§ WHAT YOU SHOULD DO
Check every line below for the string "ssit", and copy the lines that contain it.

[[ EXCERPTED DATA open ]]

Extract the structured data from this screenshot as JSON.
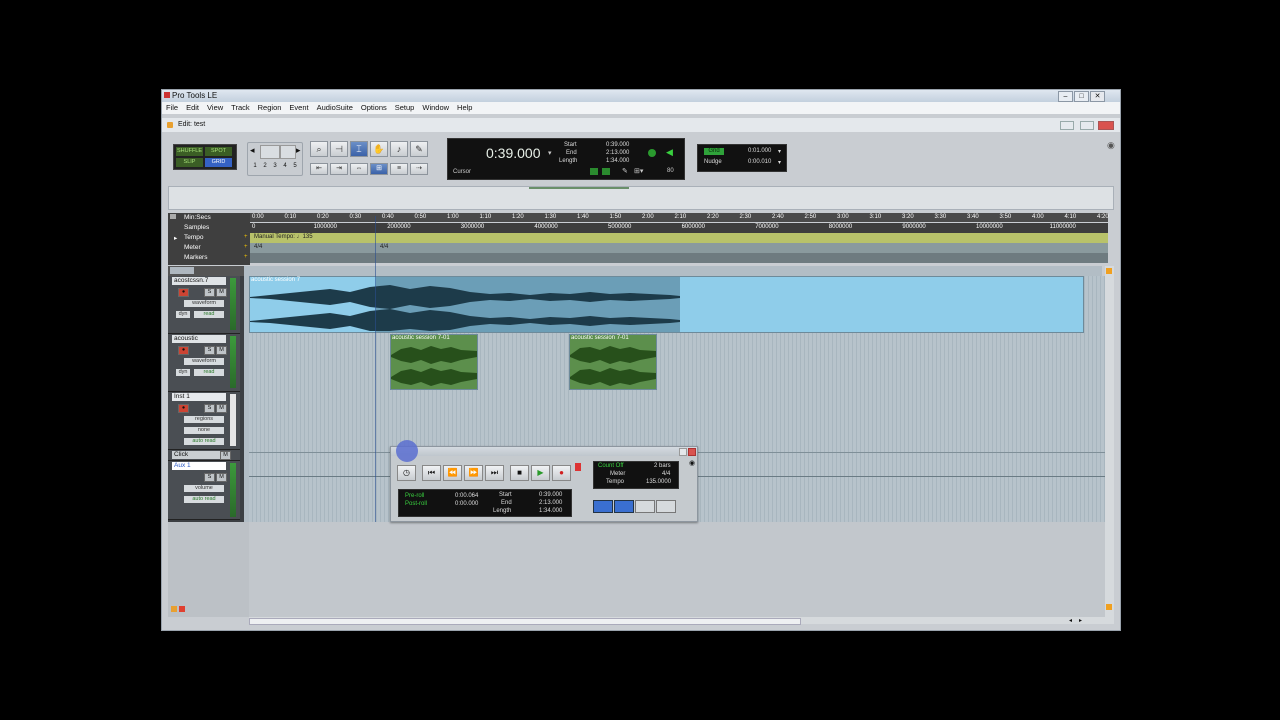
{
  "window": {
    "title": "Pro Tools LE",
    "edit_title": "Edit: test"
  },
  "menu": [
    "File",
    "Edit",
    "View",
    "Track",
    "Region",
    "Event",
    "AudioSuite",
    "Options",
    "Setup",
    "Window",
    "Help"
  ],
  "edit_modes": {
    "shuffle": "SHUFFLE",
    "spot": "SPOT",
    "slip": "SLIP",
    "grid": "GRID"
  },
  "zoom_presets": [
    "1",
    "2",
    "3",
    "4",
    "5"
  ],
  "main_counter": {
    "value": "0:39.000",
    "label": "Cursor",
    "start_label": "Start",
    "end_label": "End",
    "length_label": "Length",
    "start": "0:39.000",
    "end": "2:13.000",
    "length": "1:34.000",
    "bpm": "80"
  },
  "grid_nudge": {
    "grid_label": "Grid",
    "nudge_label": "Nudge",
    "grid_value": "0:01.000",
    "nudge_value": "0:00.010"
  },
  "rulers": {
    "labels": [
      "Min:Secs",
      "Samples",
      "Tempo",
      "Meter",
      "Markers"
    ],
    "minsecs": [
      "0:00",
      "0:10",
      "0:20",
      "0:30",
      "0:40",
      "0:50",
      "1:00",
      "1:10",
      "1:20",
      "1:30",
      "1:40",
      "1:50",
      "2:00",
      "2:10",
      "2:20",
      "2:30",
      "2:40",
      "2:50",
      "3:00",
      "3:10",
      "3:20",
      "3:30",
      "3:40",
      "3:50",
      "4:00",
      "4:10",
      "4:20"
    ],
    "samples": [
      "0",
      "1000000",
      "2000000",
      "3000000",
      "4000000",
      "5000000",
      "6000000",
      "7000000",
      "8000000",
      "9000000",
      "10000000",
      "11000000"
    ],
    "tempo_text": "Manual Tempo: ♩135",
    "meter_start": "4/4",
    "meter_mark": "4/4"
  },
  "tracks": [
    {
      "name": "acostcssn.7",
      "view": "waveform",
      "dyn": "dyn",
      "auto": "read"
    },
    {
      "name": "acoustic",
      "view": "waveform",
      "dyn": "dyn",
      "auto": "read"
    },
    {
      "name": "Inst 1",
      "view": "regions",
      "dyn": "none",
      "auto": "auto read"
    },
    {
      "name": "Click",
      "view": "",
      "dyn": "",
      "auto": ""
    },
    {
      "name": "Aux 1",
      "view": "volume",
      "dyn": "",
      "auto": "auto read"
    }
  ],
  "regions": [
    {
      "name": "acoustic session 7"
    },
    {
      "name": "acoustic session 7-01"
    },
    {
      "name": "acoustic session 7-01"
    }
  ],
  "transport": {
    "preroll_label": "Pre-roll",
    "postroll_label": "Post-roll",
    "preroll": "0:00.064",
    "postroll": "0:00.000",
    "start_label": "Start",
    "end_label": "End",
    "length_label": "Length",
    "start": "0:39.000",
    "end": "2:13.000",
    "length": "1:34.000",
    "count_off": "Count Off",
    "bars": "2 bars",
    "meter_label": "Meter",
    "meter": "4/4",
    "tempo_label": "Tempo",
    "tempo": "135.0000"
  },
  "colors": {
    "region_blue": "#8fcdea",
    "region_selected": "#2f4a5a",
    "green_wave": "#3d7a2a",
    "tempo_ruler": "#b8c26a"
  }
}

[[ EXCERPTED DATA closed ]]
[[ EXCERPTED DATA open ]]

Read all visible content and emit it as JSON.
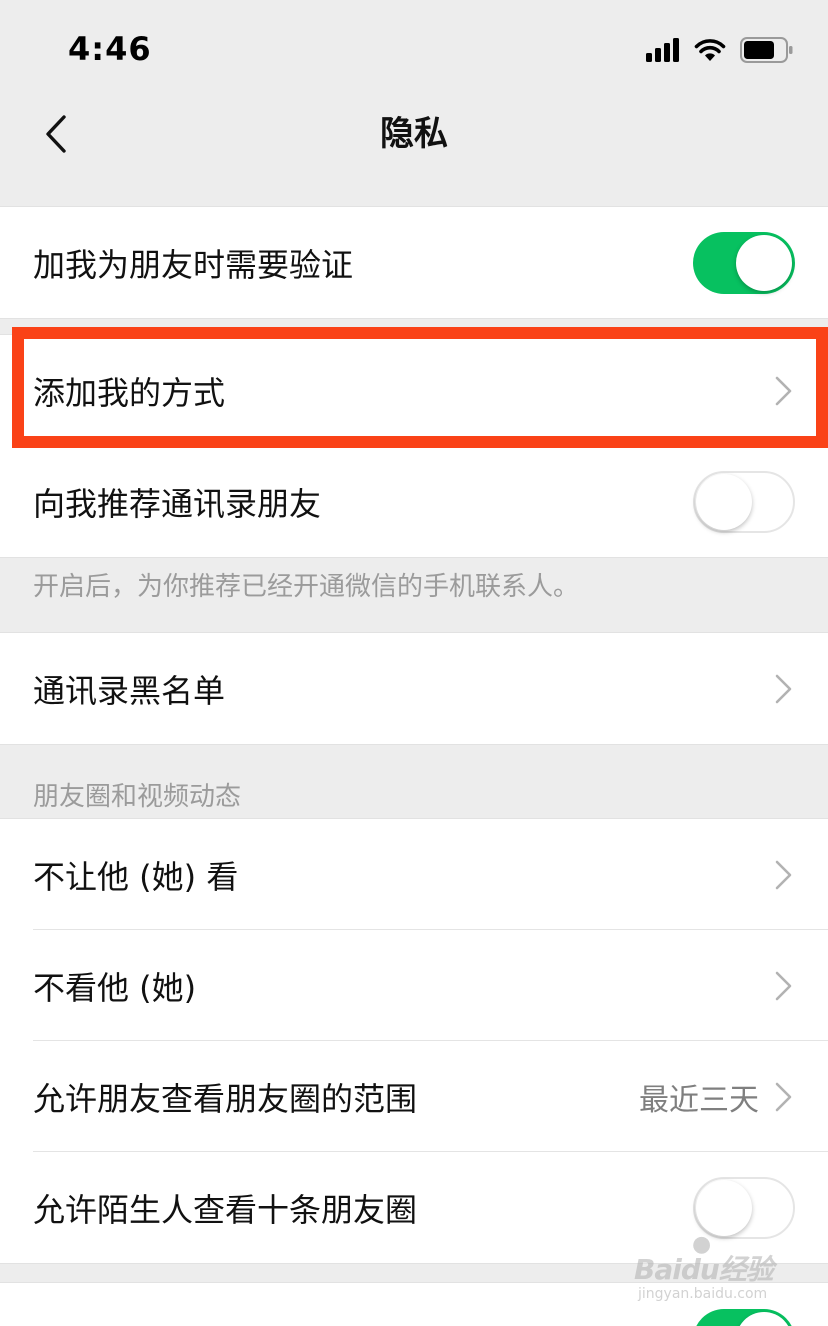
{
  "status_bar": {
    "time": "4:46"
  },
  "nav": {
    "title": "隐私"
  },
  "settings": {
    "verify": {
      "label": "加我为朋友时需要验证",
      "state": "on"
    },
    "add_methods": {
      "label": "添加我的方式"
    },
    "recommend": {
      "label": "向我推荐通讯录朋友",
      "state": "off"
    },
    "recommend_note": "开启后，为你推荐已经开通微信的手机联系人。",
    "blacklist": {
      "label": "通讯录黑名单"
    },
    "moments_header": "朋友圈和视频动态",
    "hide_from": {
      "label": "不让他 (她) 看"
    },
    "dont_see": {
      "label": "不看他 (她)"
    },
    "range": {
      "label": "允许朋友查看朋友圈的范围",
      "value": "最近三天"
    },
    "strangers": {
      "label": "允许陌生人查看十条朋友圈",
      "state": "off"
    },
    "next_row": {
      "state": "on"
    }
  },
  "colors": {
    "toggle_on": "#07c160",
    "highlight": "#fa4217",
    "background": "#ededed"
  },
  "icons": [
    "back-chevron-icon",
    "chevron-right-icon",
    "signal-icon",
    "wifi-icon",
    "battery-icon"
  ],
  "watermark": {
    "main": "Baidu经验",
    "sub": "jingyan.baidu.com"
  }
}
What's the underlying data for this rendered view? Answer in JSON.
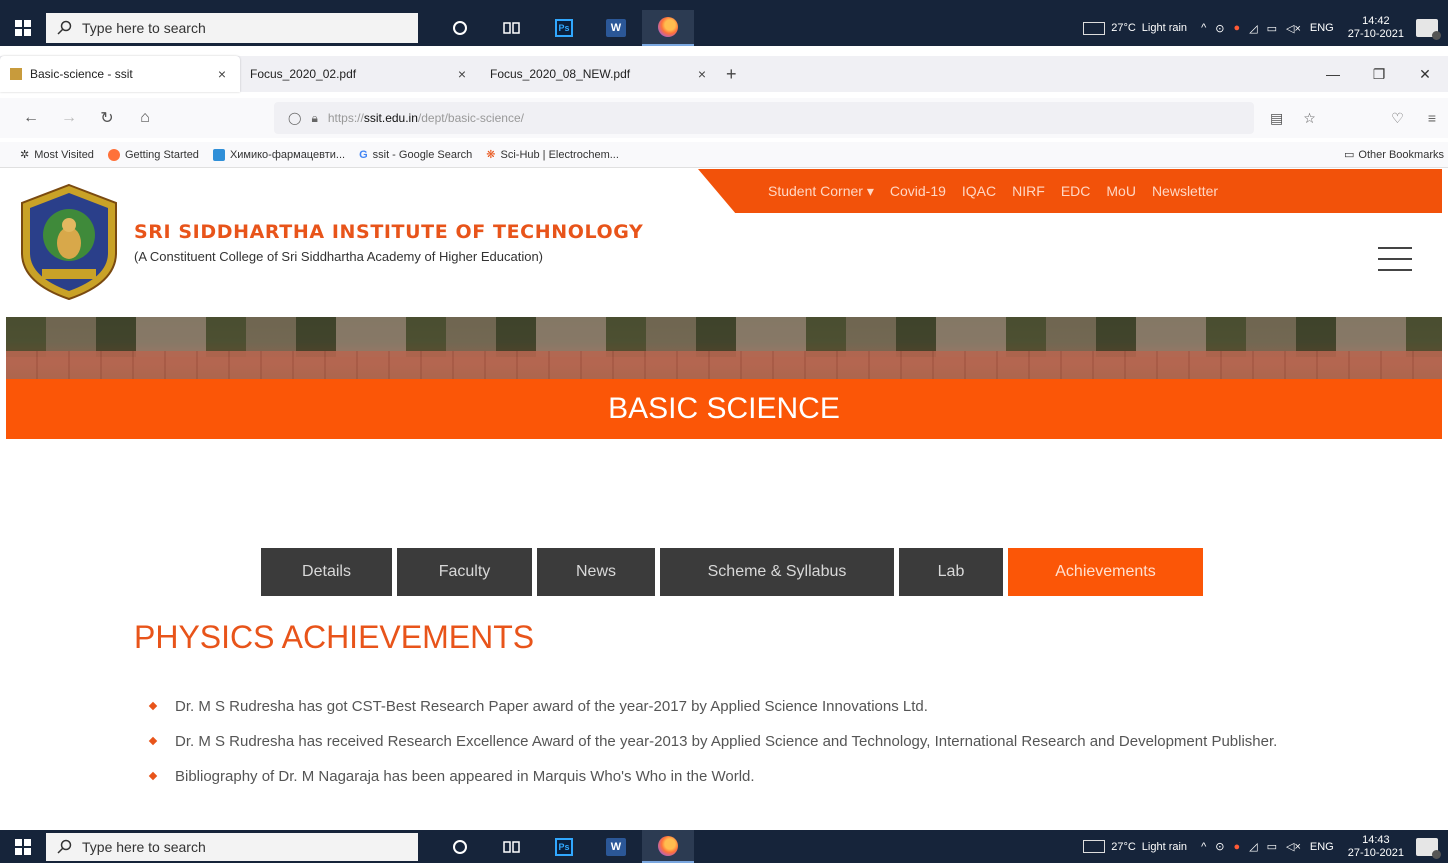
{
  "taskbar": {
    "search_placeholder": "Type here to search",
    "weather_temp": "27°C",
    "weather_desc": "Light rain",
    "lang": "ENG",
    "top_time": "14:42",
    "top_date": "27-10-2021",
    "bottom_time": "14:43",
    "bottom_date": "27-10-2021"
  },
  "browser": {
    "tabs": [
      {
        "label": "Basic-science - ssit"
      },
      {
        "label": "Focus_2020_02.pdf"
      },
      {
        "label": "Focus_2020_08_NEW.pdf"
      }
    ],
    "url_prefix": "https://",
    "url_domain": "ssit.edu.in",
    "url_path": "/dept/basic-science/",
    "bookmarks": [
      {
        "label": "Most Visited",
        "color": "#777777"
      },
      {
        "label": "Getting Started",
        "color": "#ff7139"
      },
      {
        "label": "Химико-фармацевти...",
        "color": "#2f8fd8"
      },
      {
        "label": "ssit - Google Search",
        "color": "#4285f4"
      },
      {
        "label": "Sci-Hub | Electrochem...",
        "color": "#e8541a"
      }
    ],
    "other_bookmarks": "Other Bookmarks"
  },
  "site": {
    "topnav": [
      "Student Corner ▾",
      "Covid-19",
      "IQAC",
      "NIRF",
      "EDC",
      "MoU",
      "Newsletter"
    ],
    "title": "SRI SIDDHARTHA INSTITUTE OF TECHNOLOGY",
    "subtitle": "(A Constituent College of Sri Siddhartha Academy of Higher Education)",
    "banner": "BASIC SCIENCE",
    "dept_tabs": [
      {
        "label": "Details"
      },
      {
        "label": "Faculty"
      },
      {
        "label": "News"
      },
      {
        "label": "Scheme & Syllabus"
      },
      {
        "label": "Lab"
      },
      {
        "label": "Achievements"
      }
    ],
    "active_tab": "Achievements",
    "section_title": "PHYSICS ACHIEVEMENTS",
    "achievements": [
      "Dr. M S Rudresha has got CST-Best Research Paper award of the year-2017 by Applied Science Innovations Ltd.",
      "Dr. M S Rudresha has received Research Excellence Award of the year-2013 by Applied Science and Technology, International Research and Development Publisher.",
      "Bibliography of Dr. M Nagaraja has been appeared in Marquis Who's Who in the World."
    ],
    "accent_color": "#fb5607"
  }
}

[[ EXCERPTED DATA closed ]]
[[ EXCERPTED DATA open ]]

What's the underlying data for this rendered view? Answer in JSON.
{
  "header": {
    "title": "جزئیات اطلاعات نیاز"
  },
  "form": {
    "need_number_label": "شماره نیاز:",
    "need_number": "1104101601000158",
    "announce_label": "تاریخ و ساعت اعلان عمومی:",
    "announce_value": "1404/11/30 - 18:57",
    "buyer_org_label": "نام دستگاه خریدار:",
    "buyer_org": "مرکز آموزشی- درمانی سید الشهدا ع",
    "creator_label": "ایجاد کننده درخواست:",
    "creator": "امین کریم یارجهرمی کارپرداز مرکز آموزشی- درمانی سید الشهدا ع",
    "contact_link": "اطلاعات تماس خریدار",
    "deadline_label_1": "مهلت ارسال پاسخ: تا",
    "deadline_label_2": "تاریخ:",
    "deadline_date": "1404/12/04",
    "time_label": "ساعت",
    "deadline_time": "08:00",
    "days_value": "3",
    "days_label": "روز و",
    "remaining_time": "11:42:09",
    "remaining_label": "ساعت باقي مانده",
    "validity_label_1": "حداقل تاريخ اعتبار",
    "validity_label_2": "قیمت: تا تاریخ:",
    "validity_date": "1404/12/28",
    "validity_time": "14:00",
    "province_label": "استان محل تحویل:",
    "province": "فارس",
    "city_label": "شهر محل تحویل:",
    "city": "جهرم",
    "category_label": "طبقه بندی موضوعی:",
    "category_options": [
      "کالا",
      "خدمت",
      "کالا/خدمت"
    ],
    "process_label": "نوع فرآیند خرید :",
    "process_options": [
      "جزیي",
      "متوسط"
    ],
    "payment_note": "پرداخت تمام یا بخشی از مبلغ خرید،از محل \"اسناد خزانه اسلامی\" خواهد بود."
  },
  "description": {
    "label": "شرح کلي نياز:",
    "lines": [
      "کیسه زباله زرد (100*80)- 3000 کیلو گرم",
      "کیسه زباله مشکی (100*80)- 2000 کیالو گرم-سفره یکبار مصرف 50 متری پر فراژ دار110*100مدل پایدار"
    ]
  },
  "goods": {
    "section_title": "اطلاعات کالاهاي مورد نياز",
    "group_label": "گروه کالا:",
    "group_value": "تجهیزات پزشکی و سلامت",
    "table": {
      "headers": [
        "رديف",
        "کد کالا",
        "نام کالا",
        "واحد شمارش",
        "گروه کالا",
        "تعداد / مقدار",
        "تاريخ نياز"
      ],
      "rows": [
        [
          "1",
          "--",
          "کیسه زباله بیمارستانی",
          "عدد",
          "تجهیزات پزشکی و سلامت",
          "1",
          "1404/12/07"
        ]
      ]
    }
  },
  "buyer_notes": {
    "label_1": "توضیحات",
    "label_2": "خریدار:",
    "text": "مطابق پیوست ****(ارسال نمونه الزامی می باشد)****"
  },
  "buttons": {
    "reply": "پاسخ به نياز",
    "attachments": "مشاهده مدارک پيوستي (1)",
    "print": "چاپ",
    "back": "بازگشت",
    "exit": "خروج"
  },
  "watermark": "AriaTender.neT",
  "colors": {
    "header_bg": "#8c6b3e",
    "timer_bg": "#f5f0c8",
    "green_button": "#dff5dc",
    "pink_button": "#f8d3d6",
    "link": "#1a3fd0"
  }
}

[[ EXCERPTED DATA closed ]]

§ RESPONSE TO THE EXERCISE
        "label": "Basic-science - ssit"
    "url_domain": "ssit.edu.in",
        "label": "ssit - Google Search",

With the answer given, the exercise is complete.